A central document in American intellectual history, A Connecticut Yankee in King Arthur’s Court is at once a hilarious comedy of anachronisms and incongruities, a romantic fantasy, a utopian vision, and a savage, anarchic social satire that only one of America’s greatest writers could pen.

(retrieved from Amazon Thu, 12 Mar 2015 18:17:18 -0400)

(see all 8 descriptions)

When chance brings Edward Tudor and Tom Canty together, they decide for fun to switch clothes and places. Exchanging their roles as heir to the throne of England and as a pauper's son, they learn how the other half really lives.

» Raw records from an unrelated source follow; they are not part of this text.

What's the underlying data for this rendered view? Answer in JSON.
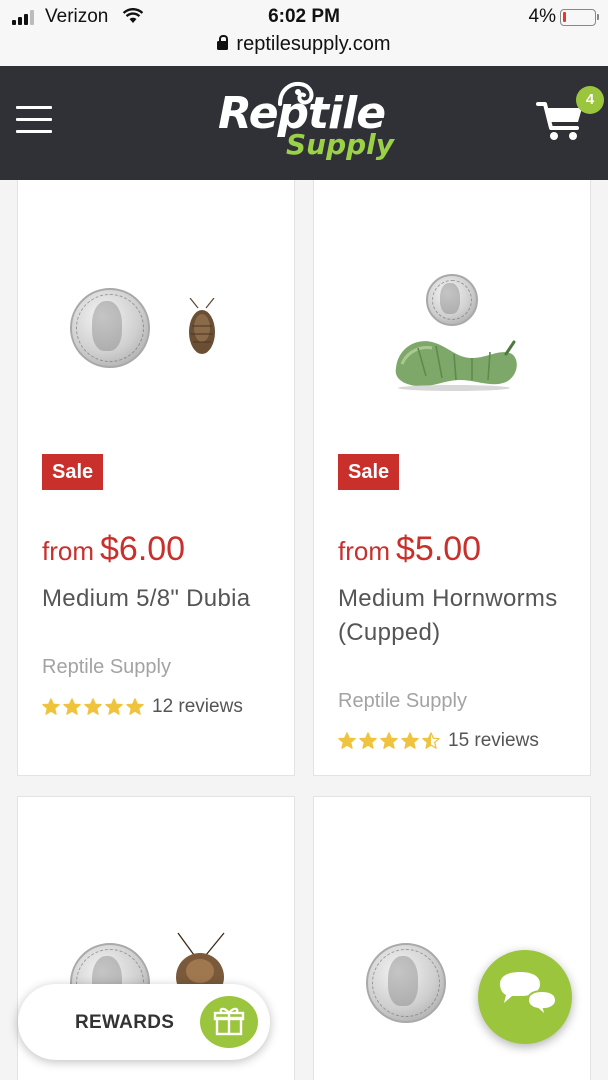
{
  "status_bar": {
    "carrier": "Verizon",
    "time": "6:02 PM",
    "battery": "4%",
    "url": "reptilesupply.com"
  },
  "header": {
    "logo_line1": "Reptile",
    "logo_line2": "Supply",
    "cart_count": "4",
    "accent_color": "#9bc53d",
    "bar_color": "#2f3136"
  },
  "products": [
    {
      "badge": "Sale",
      "price_prefix": "from",
      "price": "$6.00",
      "title": "Medium 5/8\" Dubia",
      "vendor": "Reptile Supply",
      "rating": 5,
      "reviews": "12 reviews"
    },
    {
      "badge": "Sale",
      "price_prefix": "from",
      "price": "$5.00",
      "title": "Medium Hornworms (Cupped)",
      "vendor": "Reptile Supply",
      "rating": 4.5,
      "reviews": "15 reviews"
    }
  ],
  "rewards": {
    "label": "REWARDS"
  },
  "icons": {
    "menu": "hamburger-menu-icon",
    "cart": "shopping-cart-icon",
    "gift": "gift-icon",
    "chat": "chat-bubbles-icon",
    "lock": "lock-icon"
  },
  "colors": {
    "sale": "#c9302c",
    "star": "#f0c33c"
  }
}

(summary from another edition)

» see all 24 descriptions

Legacy Library: Mark Twain

Mark Twain has a Legacy Library. Legacy libraries are the personal libraries of famous readers, entered by LibraryThing members from the Legacy Libraries group.

See Mark Twain's legacy profile.

See Mark Twain's author page.

Quick Links

Popular covers


Average: (3.7)
0.5 1
1 27
1.5 5
2 98
2.5 24
3 293
3.5 85
4 474
4.5 48
5 246


24 editions of this book were published by Audible.com.

See editions

Penguin Australia

An edition of this book was published by Penguin Australia.

» Publisher information page

University of California Press

An edition of this book was published by University of California Press.

» Publisher information page

Tantor Media

An edition of this book was published by Tantor Media.

» Publisher information page

Recorded Books

An edition of this book was published by Recorded Books.

» Publisher information page


Help/FAQs | About | Privacy/Terms | Blog | Store | Contact | LibraryThing.com | APIs | WikiThing | Common Knowledge | Legacy Libraries | Early Reviewers | 106,790,133 books! | Top bar: Always visible